** Opening Dataset content block **

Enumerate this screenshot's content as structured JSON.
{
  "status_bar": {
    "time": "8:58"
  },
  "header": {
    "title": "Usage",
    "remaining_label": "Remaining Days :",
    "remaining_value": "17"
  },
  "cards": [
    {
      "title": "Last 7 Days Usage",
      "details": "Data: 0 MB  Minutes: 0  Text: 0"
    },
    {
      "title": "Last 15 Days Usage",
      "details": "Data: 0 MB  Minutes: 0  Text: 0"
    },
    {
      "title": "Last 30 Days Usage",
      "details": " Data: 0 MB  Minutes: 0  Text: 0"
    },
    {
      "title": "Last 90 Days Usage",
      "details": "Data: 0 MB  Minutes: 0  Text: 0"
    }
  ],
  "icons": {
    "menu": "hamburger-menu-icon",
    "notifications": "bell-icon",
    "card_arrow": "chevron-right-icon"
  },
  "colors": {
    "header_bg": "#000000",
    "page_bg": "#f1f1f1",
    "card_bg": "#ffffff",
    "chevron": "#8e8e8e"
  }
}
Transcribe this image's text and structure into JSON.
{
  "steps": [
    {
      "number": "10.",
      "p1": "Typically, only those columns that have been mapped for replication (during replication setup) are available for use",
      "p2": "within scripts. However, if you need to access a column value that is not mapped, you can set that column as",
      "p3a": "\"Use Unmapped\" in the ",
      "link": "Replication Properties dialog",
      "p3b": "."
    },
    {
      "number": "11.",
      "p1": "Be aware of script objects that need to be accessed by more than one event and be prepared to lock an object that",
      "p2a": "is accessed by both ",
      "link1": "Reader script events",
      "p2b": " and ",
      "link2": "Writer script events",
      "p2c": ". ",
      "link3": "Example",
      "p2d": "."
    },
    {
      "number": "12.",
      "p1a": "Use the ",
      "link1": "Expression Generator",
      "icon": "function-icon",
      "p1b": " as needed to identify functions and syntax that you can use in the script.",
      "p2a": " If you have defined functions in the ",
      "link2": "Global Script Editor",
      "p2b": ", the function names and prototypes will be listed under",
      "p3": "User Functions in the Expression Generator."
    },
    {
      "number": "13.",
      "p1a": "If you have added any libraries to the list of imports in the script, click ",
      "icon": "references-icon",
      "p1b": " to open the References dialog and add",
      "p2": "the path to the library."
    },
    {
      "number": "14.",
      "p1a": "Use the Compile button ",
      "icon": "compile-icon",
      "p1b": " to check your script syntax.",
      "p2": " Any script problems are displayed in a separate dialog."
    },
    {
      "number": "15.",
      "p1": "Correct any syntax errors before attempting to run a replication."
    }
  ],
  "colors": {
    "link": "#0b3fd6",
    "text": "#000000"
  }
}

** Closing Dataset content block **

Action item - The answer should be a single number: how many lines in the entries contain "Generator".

Task solution - 2